A love for the outdoors and a knack for inventing led David Toledo on a journey to enlighten the world.
"I've spent a lot of time outdoors so I wanted to have some of those creature comforts in the backcountry," he said.
While sitting around a campfire one night with his friends, their portable speaker died and they had no way to charge it. "We're just sitting next to this fire that's putting out all of this energy and I thought if I can just capture even a small fraction of the energy coming off this fire, I could use it to charge my speaker," recalled Toledo.
That spark of an idea led Toledo and his college buddy, Paul Slusser, to invent the Power Pot, a camp stove that also powers mobile devices. After initial interest in the product through sharing their story and crowdfunding, Slusser and Toledo ultimately parted ways and Caleb Light joined to help launch Power Practical. "We had pre-sold one-thousand units and raised almost $130,000 dollars and were just like, 'whoa,'" said Light.
“If you're an entrepreneur and you've got a great product then there's no better way to test just how great it is and to reach an audience than on Amazon.”
At the time, Toledo was in grad school pursuing his PhD in engineering. With Power Practical's early success, Toledo suddenly found himself on a different path. "When I told my mom I wanted to leave grad school and start my own business she definitely tried to dissuade me. But at the end of the day it was something I wanted to do."
"The two things I look for is a product that I didn't know existed, and entrepreneurs that I think are smart and driven. And I saw both," Cuban said.
Power Practical developed more products: a waterproof LED light strip powered by USB called the Luminoodle; and a flashlight, lantern and lighter all in one named The Sparkr.

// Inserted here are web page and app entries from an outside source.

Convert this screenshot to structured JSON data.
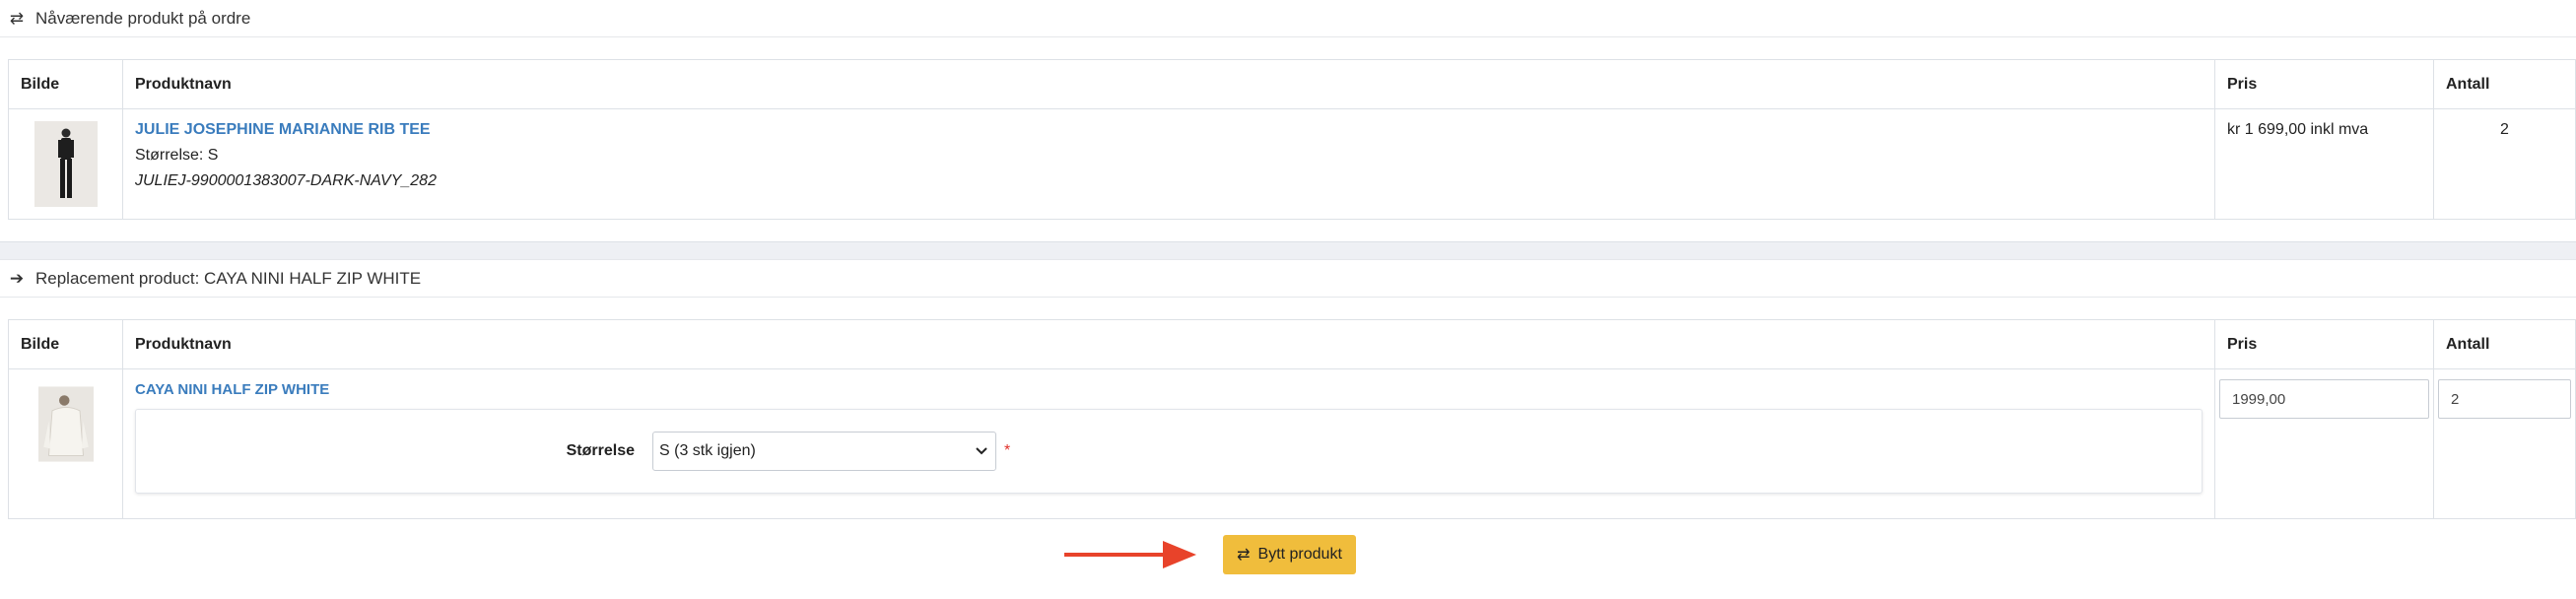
{
  "current_section": {
    "icon": "swap-arrows-icon",
    "title": "Nåværende produkt på ordre",
    "headers": {
      "image": "Bilde",
      "name": "Produktnavn",
      "price": "Pris",
      "qty": "Antall"
    },
    "product": {
      "name": "JULIE JOSEPHINE MARIANNE RIB TEE",
      "size_line": "Størrelse: S",
      "sku": "JULIEJ-9900001383007-DARK-NAVY_282",
      "price": "kr 1 699,00 inkl mva",
      "qty": "2"
    }
  },
  "replacement_section": {
    "icon": "arrow-right-icon",
    "title": "Replacement product: CAYA NINI HALF ZIP WHITE",
    "headers": {
      "image": "Bilde",
      "name": "Produktnavn",
      "price": "Pris",
      "qty": "Antall"
    },
    "product": {
      "name": "CAYA NINI HALF ZIP WHITE",
      "size_label": "Størrelse",
      "size_selected": "S (3 stk igjen)",
      "required_marker": "*",
      "price_value": "1999,00",
      "qty_value": "2"
    }
  },
  "actions": {
    "swap_label": "Bytt produkt",
    "swap_icon": "swap-arrows-icon",
    "accent_color": "#f0bd3c",
    "annotation_arrow_color": "#e8432a"
  }
}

After Mark Cuban's investment through Shark Tank, Power Practical's products started showing up on store shelves. "It's super exciting when you can do a deal and suddenly you're in 250 locations," said Light.

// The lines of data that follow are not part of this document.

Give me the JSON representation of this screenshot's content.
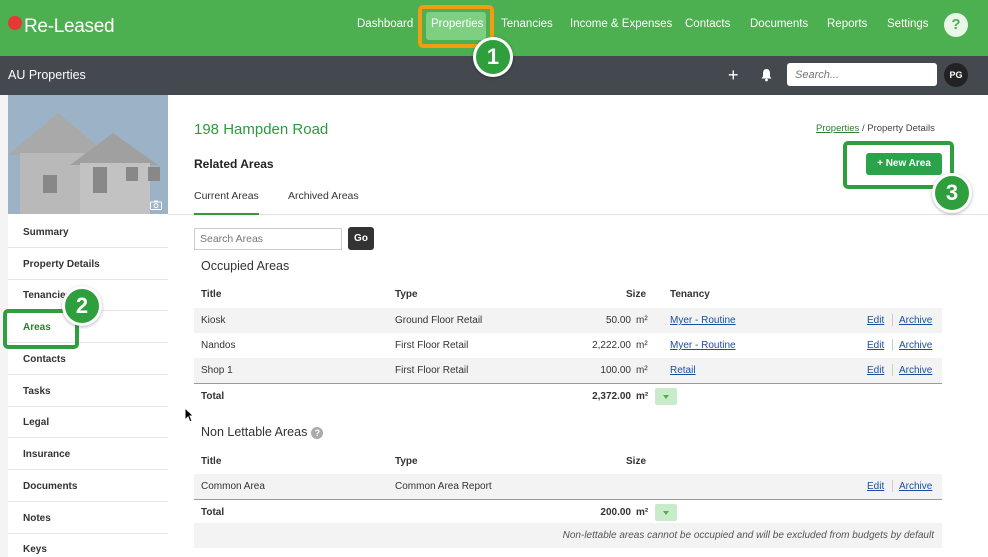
{
  "app": {
    "logo_text": "Re-Leased"
  },
  "nav": {
    "items": [
      "Dashboard",
      "Properties",
      "Tenancies",
      "Income & Expenses",
      "Contacts",
      "Documents",
      "Reports",
      "Settings"
    ],
    "active": "Properties",
    "help_label": "?"
  },
  "subbar": {
    "title": "AU Properties",
    "add_label": "+",
    "search_placeholder": "Search...",
    "avatar": "PG"
  },
  "sidebar": {
    "items": [
      "Summary",
      "Property Details",
      "Tenancies",
      "Areas",
      "Contacts",
      "Tasks",
      "Legal",
      "Insurance",
      "Documents",
      "Notes",
      "Keys"
    ],
    "active": "Areas"
  },
  "page": {
    "title": "198 Hampden Road",
    "breadcrumb_link": "Properties",
    "breadcrumb_sep": "/",
    "breadcrumb_current": "Property Details",
    "section_title": "Related Areas",
    "new_button": "+ New Area",
    "tabs": [
      "Current Areas",
      "Archived Areas"
    ],
    "active_tab": "Current Areas",
    "search_placeholder": "Search Areas",
    "go_label": "Go"
  },
  "occupied": {
    "heading": "Occupied Areas",
    "columns": [
      "Title",
      "Type",
      "Size",
      "Tenancy"
    ],
    "rows": [
      {
        "title": "Kiosk",
        "type": "Ground Floor Retail",
        "size": "50.00",
        "unit": "m²",
        "tenancy": "Myer - Routine"
      },
      {
        "title": "Nandos",
        "type": "First Floor Retail",
        "size": "2,222.00",
        "unit": "m²",
        "tenancy": "Myer - Routine"
      },
      {
        "title": "Shop 1",
        "type": "First Floor Retail",
        "size": "100.00",
        "unit": "m²",
        "tenancy": "Retail"
      }
    ],
    "total_label": "Total",
    "total": "2,372.00",
    "total_unit": "m²"
  },
  "non_lettable": {
    "heading": "Non Lettable Areas",
    "help": "?",
    "columns": [
      "Title",
      "Type",
      "Size"
    ],
    "rows": [
      {
        "title": "Common Area",
        "type": "Common Area Report"
      }
    ],
    "total_label": "Total",
    "total": "200.00",
    "total_unit": "m²",
    "note": "Non-lettable areas cannot be occupied and will be excluded from budgets by default"
  },
  "row_actions": {
    "edit": "Edit",
    "archive": "Archive"
  },
  "annotations": {
    "steps": [
      "1",
      "2",
      "3"
    ],
    "box_color": "#f39c12",
    "green_box_color": "#2f9f3e"
  },
  "colors": {
    "brand_green": "#4caf50",
    "dark_bar": "#43494f",
    "button_green": "#2ba34a"
  }
}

But there was a problem. As an unknown brand, they were having trouble finding traction in retail locations. "We were taken aback," said Toledo, who wondered "What's broken?" and "Why isn't this working?"
"They would come to me saying, 'we need more money, we need more money. And I was like, it's not the money we need," said Cuban, who knew the company was in trouble, "We need a better approach."
That approach—selling their products on Amazon.com.
"You have the audience, you have the marketing might, you have the logistics," Cuban said. "If you're an entrepreneur and you've got a great product then there's no better way to test just how great it is and to reach an audience than on Amazon."
Power Practical's products are available through Amazon Exclusives, which works with select brands to help bring their items to Amazon. Items are stored in the Fulfillment by Amazon network, which means they are eligible for free two-day shipping to Prime members in the U.S.
In 2016 Toledo and Light shifted their strategy, selling Power Practical's products on Amazon and their own company website.
"Six months in we were already doing more money than we had the last two years," said Light.
Today, Power Practical is developing more innovative products and the company reports their sales overall have been strong.
"We're building a business that we couldn't do before Amazon," Toledo added. "We're able to follow what we want to do and have the confidence that we can be successful."